Doktorand:

Razan Jaberibraheem, DSV

Expertgranskare:

Pawel Wozniak, Docent, Uppsala Universitet/Universiteit Utrecht 

Chiara Rossitto, Assistant Proffesor, DSV

Huvudhandledare:

Professor Barry Brown, DSV

Handledare:

Donald McMillan, Assistant Professor, DSV

Kenton O’Hara, Principal Research Manager, Microsoft

 

Designing Gaze Interaction: Tama—a Gaze Activated Smart Speaker

Sammanfattning:

Speech technologies are increasing in popularity by offering new interaction modalities for users. Despite the prevalence of these devices, and the rapid improvement of the underlying technology, there has been a slower improvement in interaction with them.

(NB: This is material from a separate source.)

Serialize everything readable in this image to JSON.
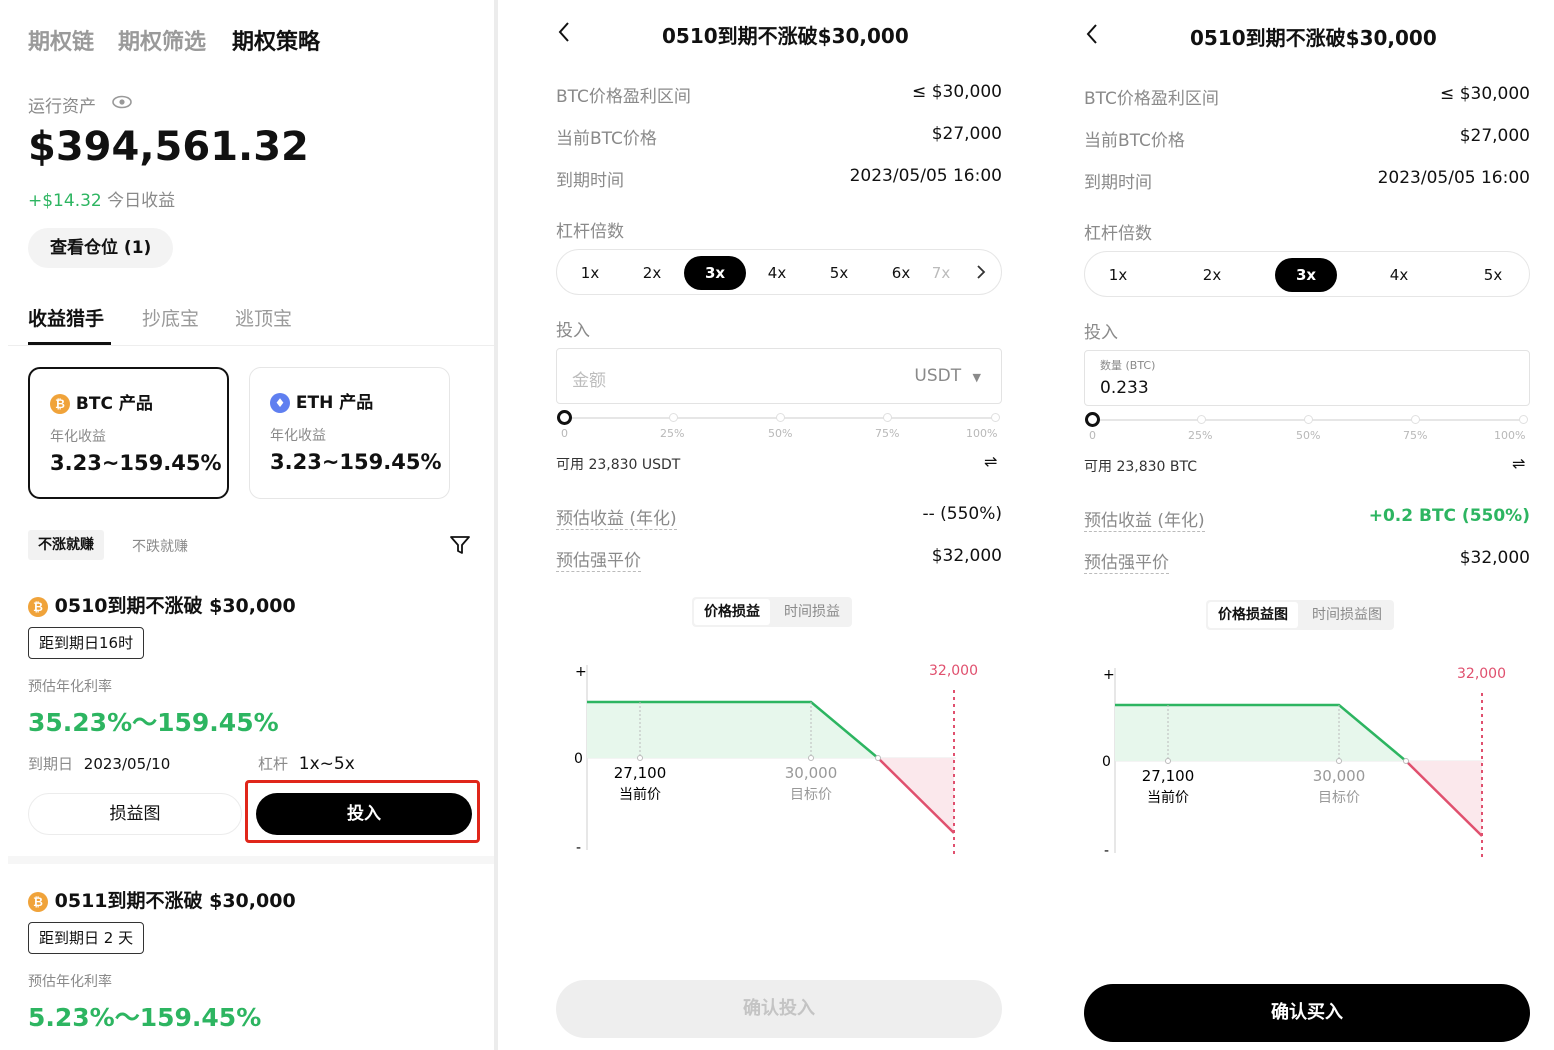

Spoken interaction design centres around the use of a wake-word to initiate interaction, and the transcription of the users spoken instruction to complete the task. However, in human-to-human conversation, speech is initiated by and supplemented with a range of other modalities, such as gaze and gesture.
These modalities are mostly ignored in the current generation of speech systems, as highlighted by the included review of 10 years of mobile speech interactive systems. This work addresses the need to better understand how human-technology `conversations' can be improved by borrowing from human-human interaction.
This research presents Tama, a gaze activated smart speaker, designed to explore the use of gaze in conversational interaction. Tama uses gaze as an indication of attention and intent to interact on behalf of the user, and as feedback. This work includes a multi-user study that explored this theme with multiple people and including ongoing, non-system directed speech.

The findings of the study suggests that gaze can be used as an effective way of initiating interaction with a system, and highlights the problems of using gaze as an input method to establish and maintain mutual gaze with the system. Further analysis was conducted using machine learning methods to categorise how and when users looked at the system in relation to the conversational interaction, exposing patterns of looking both similar to and distinct from human-human interaction.
In future work I propose integrating more complex use of gaze as both an input and output for conversational interaction with Tama, exploring the use of physical gestures and posture to enhance interaction, and supplementing the current use of transcribed human speech with non-lexical information such as prosody and volume.